EXTRACTED ENTRIES Start Marker

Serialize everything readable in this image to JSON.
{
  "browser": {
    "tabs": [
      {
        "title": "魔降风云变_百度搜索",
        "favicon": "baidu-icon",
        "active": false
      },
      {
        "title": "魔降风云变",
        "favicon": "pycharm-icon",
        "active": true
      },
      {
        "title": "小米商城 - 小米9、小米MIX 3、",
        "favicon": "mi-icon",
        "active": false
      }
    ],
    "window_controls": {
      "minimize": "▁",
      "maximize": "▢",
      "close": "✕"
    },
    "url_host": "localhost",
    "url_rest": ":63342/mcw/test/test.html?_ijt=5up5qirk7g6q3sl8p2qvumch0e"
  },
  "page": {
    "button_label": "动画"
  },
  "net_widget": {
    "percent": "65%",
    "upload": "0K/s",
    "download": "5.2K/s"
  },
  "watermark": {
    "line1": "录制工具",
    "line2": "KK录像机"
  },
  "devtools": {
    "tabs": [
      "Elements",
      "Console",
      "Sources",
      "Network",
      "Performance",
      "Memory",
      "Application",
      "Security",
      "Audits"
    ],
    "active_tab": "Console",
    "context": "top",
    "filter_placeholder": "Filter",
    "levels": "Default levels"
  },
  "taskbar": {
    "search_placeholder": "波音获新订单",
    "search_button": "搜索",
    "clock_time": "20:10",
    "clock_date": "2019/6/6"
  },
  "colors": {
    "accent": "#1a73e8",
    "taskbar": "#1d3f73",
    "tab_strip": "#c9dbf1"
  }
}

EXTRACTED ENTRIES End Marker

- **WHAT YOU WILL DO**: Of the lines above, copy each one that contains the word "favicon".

- **WRITTEN RESPONSE**:
        "favicon": "baidu-icon",
        "favicon": "pycharm-icon",
        "favicon": "mi-icon",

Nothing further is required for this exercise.